2014 ended much differently than it began. When it began, I was thinking about getting back into sports talk radio and enjoying some free time with my husband and dog. As it ended, my life has changed 180 degrees from there. I would love to do radio again, and spend time with my family. However, family and friends have taken on a whole different role for me. You see, I was injured in an ATV accident on June 6. My life, and its meaning have changed dramatically.
I see life differently now. I know it is more precious and fragile. What would my husband and dog do without me? What would I do without them? These are things I think about now which never even would have entered my realm of possibility before. Now, every day that I can hug them or my nieces and nephews is a special day. It is a day I shouldn’t have.
I’m on borrowed time, and I know this for sure now. I wasn’t supposed to be here for this day, so I make it the best day I can. I have no time or room for an entire day to be a "bad day." I will have bad moments, but to waste an entire day on it isn’t worth it. How would I have felt if my day before my accident was a "bad day" and I didn’t pull through? How would that leave my friends and family? It’s not worth it. Have a bad moment, and move on.
My 2015 is going to be the best year yet. I am getting my foundation off the ground, The Amy Van Dyken Foundation. It will house Amy’s Army which will hopefully change the lives of people living with SCI (spinal cord injury), giving them the necessary equipment to allow them to live their lives as normal as possible.

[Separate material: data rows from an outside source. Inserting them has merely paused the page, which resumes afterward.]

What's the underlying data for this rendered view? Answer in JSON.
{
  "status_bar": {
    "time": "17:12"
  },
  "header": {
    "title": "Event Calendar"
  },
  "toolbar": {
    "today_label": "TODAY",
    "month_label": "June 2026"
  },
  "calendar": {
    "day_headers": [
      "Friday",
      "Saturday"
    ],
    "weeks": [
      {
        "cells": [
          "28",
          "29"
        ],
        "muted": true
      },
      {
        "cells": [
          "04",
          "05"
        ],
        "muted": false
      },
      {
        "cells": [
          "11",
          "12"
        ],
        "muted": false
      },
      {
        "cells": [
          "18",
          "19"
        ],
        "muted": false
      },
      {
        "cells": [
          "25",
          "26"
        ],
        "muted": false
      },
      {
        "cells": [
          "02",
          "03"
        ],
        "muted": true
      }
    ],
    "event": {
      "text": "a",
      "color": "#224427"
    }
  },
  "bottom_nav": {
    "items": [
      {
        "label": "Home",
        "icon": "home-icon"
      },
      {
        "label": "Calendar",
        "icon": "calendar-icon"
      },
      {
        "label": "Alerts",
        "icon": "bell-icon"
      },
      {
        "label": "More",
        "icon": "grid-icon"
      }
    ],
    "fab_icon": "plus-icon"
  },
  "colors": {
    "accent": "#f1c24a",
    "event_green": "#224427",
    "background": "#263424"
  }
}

Sadly, insurance won’t cover most of the things we need to shower, or use the restroom. Amy’s Army will be there to help.
I would still like to continue my career, but it has changed quite a bit. I used to do sports talk (yep, still would love to do that), and now, I would also like to use my gift of gab to let people know that we can do anything we put our minds to. Let them know that every day is a gift, and to make it an amazing day.
My friends and family mean more to me than ever. When my accident happened, they filled two waiting rooms, just waiting for the doctor to come out and let them know I would live. None of them cared about me losing the use of my lower body. Every day in the ICU, my room was filled with laughter and love. One nurse came in and said, "Ladies, this is not a sorority!"
My sister, who was 37 weeks pregnant flew to be with me, not caring about perhaps giving birth on the plane. My brother did the same. He wasn’t pregnant, so it wasn’t as dramatic, but it was loving all the same. When I finally got home, my best friend bust through the door and said, "Ok, we are going shopping and to lunch. Let’s go!” She didn’t care that she would have to put my wheelchair in the back of her car, or help me up steps.
Yep, 2014 is ending and it didn’t end how I thought it would. In some ways, it’s ending better than I could have imagined. I just can’t wait to see how awesome 2015 is going to be.
Find more of TODAY.com's "2014 Voices" here.